◆ **INPUT**

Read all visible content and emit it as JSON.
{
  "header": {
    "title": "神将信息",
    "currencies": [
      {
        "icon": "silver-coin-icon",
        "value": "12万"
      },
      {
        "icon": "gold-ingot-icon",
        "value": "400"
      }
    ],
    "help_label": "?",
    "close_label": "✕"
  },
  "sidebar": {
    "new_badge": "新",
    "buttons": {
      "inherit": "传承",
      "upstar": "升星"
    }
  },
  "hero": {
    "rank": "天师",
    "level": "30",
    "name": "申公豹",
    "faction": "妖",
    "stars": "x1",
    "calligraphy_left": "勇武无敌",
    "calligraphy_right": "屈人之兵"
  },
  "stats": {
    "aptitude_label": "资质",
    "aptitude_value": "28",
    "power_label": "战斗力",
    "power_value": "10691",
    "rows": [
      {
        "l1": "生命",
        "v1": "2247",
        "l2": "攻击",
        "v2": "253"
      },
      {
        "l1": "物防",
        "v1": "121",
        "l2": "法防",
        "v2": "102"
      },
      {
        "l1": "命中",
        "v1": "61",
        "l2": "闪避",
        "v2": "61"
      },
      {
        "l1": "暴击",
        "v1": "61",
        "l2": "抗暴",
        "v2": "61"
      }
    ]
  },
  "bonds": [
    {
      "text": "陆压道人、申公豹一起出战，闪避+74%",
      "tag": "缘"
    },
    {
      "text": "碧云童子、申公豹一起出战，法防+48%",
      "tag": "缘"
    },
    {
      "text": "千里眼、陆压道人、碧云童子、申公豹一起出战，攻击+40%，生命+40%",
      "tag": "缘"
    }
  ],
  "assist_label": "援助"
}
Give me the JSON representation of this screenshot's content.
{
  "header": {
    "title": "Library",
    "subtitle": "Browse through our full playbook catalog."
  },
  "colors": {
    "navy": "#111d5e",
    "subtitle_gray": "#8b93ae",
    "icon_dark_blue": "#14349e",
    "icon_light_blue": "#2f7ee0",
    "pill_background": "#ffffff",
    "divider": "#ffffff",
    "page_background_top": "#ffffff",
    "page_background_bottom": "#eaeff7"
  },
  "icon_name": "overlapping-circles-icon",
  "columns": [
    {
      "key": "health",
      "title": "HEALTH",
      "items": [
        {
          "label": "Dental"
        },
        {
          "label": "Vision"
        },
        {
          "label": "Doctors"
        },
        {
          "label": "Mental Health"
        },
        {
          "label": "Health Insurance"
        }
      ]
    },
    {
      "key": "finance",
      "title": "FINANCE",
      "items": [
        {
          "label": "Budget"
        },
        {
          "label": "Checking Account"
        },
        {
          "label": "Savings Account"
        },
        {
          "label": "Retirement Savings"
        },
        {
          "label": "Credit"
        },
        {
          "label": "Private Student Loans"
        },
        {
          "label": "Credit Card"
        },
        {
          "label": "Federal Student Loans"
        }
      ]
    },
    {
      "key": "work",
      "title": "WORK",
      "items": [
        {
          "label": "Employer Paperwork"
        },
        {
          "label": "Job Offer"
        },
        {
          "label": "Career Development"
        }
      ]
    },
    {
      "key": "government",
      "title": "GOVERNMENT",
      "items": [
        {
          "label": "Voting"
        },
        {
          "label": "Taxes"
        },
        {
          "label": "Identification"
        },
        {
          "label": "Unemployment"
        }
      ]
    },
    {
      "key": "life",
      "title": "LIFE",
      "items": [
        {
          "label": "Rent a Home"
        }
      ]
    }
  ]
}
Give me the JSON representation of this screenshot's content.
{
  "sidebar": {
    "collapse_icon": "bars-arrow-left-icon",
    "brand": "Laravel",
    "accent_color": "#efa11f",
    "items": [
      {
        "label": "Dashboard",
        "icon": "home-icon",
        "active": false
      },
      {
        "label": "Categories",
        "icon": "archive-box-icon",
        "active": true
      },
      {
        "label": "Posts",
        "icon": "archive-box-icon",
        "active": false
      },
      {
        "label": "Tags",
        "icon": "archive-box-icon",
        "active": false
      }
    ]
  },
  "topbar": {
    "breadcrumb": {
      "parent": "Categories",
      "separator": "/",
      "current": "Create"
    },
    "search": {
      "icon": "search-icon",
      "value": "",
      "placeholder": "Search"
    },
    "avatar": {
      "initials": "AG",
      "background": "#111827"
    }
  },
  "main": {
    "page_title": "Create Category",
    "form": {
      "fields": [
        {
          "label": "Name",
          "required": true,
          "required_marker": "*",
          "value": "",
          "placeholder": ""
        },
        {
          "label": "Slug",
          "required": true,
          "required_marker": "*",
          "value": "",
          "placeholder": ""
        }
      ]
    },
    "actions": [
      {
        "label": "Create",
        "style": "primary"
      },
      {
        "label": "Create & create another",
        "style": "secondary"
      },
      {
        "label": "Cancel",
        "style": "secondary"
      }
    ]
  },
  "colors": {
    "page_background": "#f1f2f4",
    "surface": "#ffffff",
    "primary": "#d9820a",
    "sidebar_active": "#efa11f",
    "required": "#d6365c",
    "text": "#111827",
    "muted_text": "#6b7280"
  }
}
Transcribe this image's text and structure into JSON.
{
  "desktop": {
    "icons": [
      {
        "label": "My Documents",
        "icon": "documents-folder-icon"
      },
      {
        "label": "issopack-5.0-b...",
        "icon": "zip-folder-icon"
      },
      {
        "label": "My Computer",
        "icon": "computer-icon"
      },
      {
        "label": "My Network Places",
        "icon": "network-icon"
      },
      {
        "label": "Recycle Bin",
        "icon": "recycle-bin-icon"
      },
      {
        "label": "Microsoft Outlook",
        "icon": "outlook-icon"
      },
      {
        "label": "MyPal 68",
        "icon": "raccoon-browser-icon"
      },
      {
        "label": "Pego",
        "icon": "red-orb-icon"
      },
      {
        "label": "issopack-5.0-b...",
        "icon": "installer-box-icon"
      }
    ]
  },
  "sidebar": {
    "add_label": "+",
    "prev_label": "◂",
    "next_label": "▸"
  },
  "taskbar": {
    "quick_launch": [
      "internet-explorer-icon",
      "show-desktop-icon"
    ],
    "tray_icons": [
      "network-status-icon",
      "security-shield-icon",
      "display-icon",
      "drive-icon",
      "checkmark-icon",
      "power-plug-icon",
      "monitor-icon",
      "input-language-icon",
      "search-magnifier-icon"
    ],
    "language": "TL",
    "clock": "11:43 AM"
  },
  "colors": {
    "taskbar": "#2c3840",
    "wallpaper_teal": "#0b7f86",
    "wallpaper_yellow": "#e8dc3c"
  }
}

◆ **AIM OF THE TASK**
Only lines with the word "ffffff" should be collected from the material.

◆ **REPLY**
    "pill_background": "#ffffff",
    "divider": "#ffffff",
    "page_background_top": "#ffffff",
    "surface": "#ffffff",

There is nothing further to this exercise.